Beautiful, delicate and fierce faerie Magpie Windwitch is the granddaughter of the West Wind who travels with her band of crows across the landscape of their world, Dreamdark,  the forest filled with all creatures bright, fanciful, dangerous and dark.. Cacophonous, her boisterous and funny crow buddies, entertain and protect, love and fight and carry the dreams of all of the creatures in their Dreamdark Forest in their hearts. Magpie comes from dreams, made from their fabric and woven into the tapestry of Dreamdark.

Dark forces gather to eradicate all that is beautiful and free in Dreamdark. Because the setting is fanciful and beautiful, the darkness encroaching upon it folds itself across the pages smothering all that shines with laughter and joy. The Blackbringer lives in a netherworld where the stars are ripped out. And, he’s been set loose to wreak his revenge upon all that is good. She holds her destiny to save her world and those she cherishes as the fuel that powers her actions.

{Review} Inside Out and Back Again by Thanhha Lai

I now understand
when they make fun of my name,
yelling ha-ha-ha down the hall 
when they ask if I eat dog meat,
barking and chewing and falling down laughing
when they wonder if I lived in the jungle with tigers,
growling and stalking on all fours.

I understand
because Brother Khoi
nodded into my head
on the bike ride home
when I asked if kids
said the same things
at his school.

Inside Out and Back Again by Thanhha LaiThanhha Lai writes her verses in her award winning middle grade novel in verse, Inside Out and Back Again, from the heart, and memory of deeply felt experience.

She poignantly and artistically brings emotion, both painful and joyful, straight from the page and into the senses. She recounts her family’s escape before the fall of Saigon through the eyes and the voice of Ha Ma. With other refugees they’re packed into small, often unsanitary quarters on a ship that will take them to safety, freedom and a new culture. 

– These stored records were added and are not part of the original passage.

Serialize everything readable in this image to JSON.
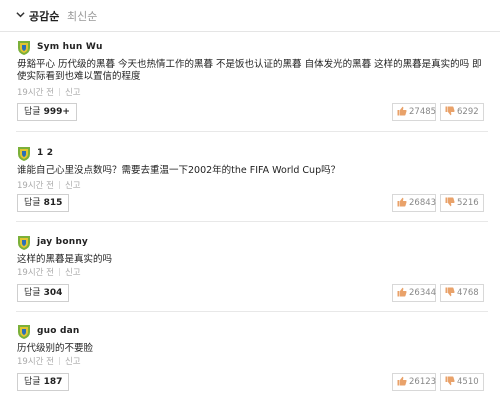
{
  "sort": {
    "active_label": "공감순",
    "inactive_label": "최신순"
  },
  "comments": [
    {
      "username": "Sym hun Wu",
      "text": "毋豁平心 历代级的黑暮 今天也热情工作的黑暮 不是饭也认证的黑暮 自体发光的黑暮 这样的黑暮是真实的吗 即使实际看到也难以置信的程度",
      "time": "19시간 전",
      "report": "신고",
      "reply_label": "답글",
      "reply_count": "999+",
      "likes": "27485",
      "dislikes": "6292"
    },
    {
      "username": "1 2",
      "text": "谁能自己心里没点数吗？需要去重温一下2002年的the FIFA World Cup吗？",
      "time": "19시간 전",
      "report": "신고",
      "reply_label": "답글",
      "reply_count": "815",
      "likes": "26843",
      "dislikes": "5216"
    },
    {
      "username": "jay bonny",
      "text": "这样的黑暮是真实的吗",
      "time": "19시간 전",
      "report": "신고",
      "reply_label": "답글",
      "reply_count": "304",
      "likes": "26344",
      "dislikes": "4768"
    },
    {
      "username": "guo dan",
      "text": "历代级别的不要脸",
      "time": "19시간 전",
      "report": "신고",
      "reply_label": "답글",
      "reply_count": "187",
      "likes": "26123",
      "dislikes": "4510"
    }
  ],
  "icons": {
    "sort": "chevron-down-icon",
    "avatar": "shield-avatar-icon",
    "like": "thumbs-up-icon",
    "dislike": "thumbs-down-icon"
  },
  "colors": {
    "avatar_green": "#7bb03a",
    "avatar_yellow": "#e2c531",
    "avatar_blue": "#2c6fb7",
    "like_icon": "#e9a26a",
    "dislike_icon": "#e9a26a"
  }
}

Ha Ma, her brother Quang remembers,  “was as red and fat as a baby hippopotamus” when he first saw her, thus inspiring her name, Vietnamese for river horse. He could not have imagined that in a few years her name would become the stick that tormented her in a foreign land (Alabama) far from her beloved Saigon.

I taught in a public high school for many years and some of my students were children of those leaving their homelands in search of a better or freer life. Children that were just like Ha Ma. I went through the process to become certified to teach English as a Second Language. Yet with all my training and experience I realize that I could not have known the real pain these children lived with each day, in a new and strange environment.